Activities & Resources
The Getty Center454in Los Angeles, CA 90049
about The Getty Center:
A world class art collection, including Van Gogh's famous Irises, magnificent gardens designed by artist Robert Irwin, 360 degree city-to-ocean views, and spectacular architecture, built by renowned architect Richard Meier, put The Getty Center at the top - literally - of L.A.'s cultural offerings.
The fun begins with the kid-favorite monorail people-mover train that transports guests from the parking lot to the museum: while the wait might be long, the trip up the mountainside (and down again at the end of your visit) is often a highlight for the younger ones. Try to get a spot at the front!
The Family Room is located in the Museum Courtyard, near the East Pavillion, and it's a great place to start your day (or relax about halfway through it). Friendly staff are on hand to help you plan your visit, and children ages four to 14 can pick up materials and games to use in the galleries. The game, Art Detective, encourages kids to solve a mystery while exploring the galleries, gardens, and architecture. Families can also stop by to make a mask, build a sculpture, draw an insect, read stories, or simply relax.

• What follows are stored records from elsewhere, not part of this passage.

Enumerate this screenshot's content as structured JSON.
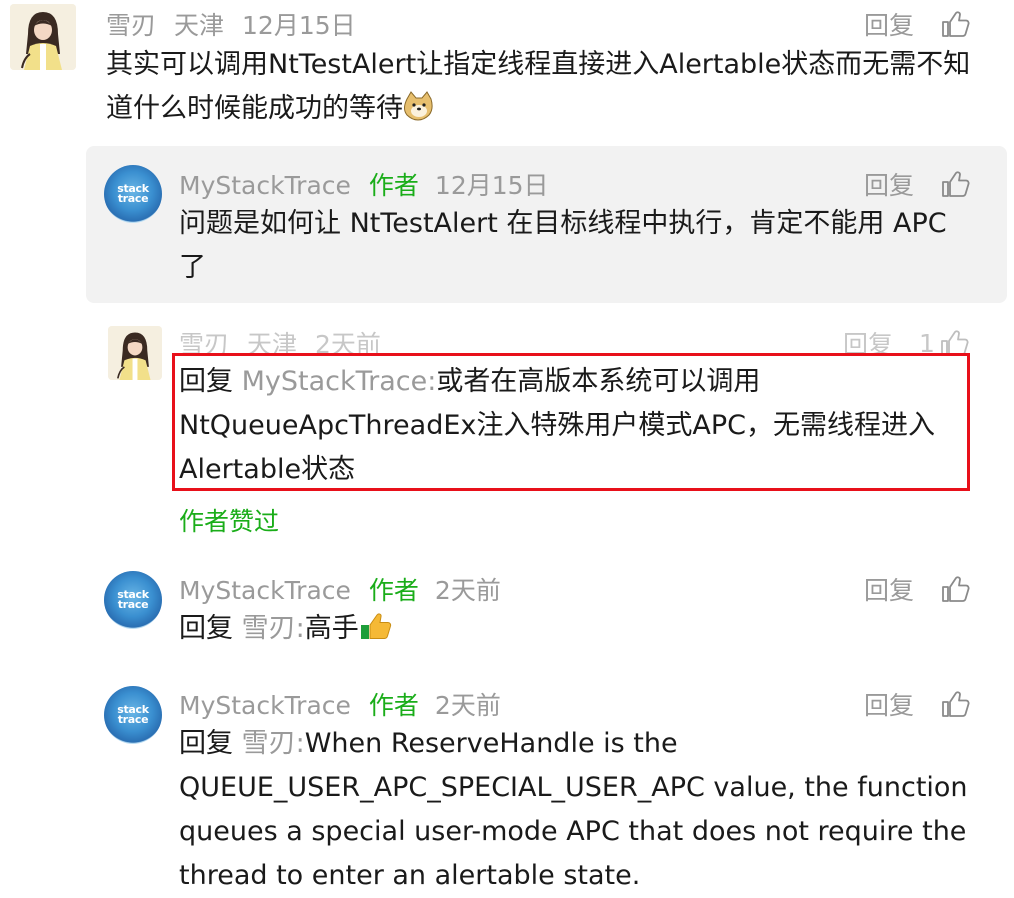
{
  "comments": [
    {
      "name": "雪刃",
      "location": "天津",
      "date": "12月15日",
      "reply_label": "回复",
      "text": "其实可以调用NtTestAlert让指定线程直接进入Alertable状态而无需不知道什么时候能成功的等待"
    },
    {
      "name": "MyStackTrace",
      "author_tag": "作者",
      "date": "12月15日",
      "reply_label": "回复",
      "text": "问题是如何让 NtTestAlert 在目标线程中执行，肯定不能用 APC 了"
    },
    {
      "name": "雪刃",
      "location": "天津",
      "date": "2天前",
      "reply_label": "回复",
      "like_count": "1",
      "reply_prefix": "回复",
      "reply_to": "MyStackTrace",
      "text": "或者在高版本系统可以调用NtQueueApcThreadEx注入特殊用户模式APC，无需线程进入Alertable状态",
      "author_liked": "作者赞过"
    },
    {
      "name": "MyStackTrace",
      "author_tag": "作者",
      "date": "2天前",
      "reply_label": "回复",
      "reply_prefix": "回复",
      "reply_to": "雪刃",
      "text": "高手"
    },
    {
      "name": "MyStackTrace",
      "author_tag": "作者",
      "date": "2天前",
      "reply_label": "回复",
      "reply_prefix": "回复",
      "reply_to": "雪刃",
      "text": "When ReserveHandle is the QUEUE_USER_APC_SPECIAL_USER_APC value, the function queues a special user-mode APC that does not require the thread to enter an alertable state."
    }
  ],
  "avatar_logo": {
    "line1": "stack",
    "line2": "trace"
  },
  "colors": {
    "accent_green": "#1aad19",
    "highlight_red": "#e8101a",
    "meta_gray": "#9a9a9a",
    "author_bg": "#f2f2f2"
  }
}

The GettyGuide Audioplayer and accompanying headset, available in the Museum Entrance Hall (for $5 and a photo ID deposit) offer a self-guided tour of the museum's collection. Families can also find out more information about works of art in the collection at a GettyGuide Interactive Multimedia Station. Stations are located in the GettyGuide Room in the West Pavilion and throughout the museum. The stories, fun facts, and guided questions about art will give your kids something to think about (and just may work their way into an upcoming homework assignment!).
Family Art Stops begin in the Museum Entrance Hall, under the stairs: these half hour hands-on gallery experiences get families up close and personal with a single work of art. Included are an introduction to the Family Room and an activity-filled visit to the galleries. No reservations are necessary - tours are generally held Saturdays and Sundays at 2pm and 2:30pm. Space is limited; reservations are available at the Information Desk beginning at 1:30pm.
Story Telling: Don't miss these kid-friendly performances offering insight into the myths and legends connected to the museum collections. Sign up at the Information Desk; no reservations necessary.
It used to be that advance parking reservations were required, making last-minute visits nearly impossible (street parking is severely limited). Nowadays, no reservations are required for either parking or entrance to the museum.
Our favorite time to visit is around 7pm on a Friday or a Saturday - you'll only be able to stay a couple of hours till closing, but the view at sunset - including the twinkling lights cascading down the freeway - is simply magnificent. Visit an exhibition or two, grab a snack from one of the snack carts, find a comfortable bench, and watch your kids unwind from a busy day against a backdrop of breathtaking vistas.
The Getty Center is closed Mondays and major US holidays.
The Getty does have free WiFi.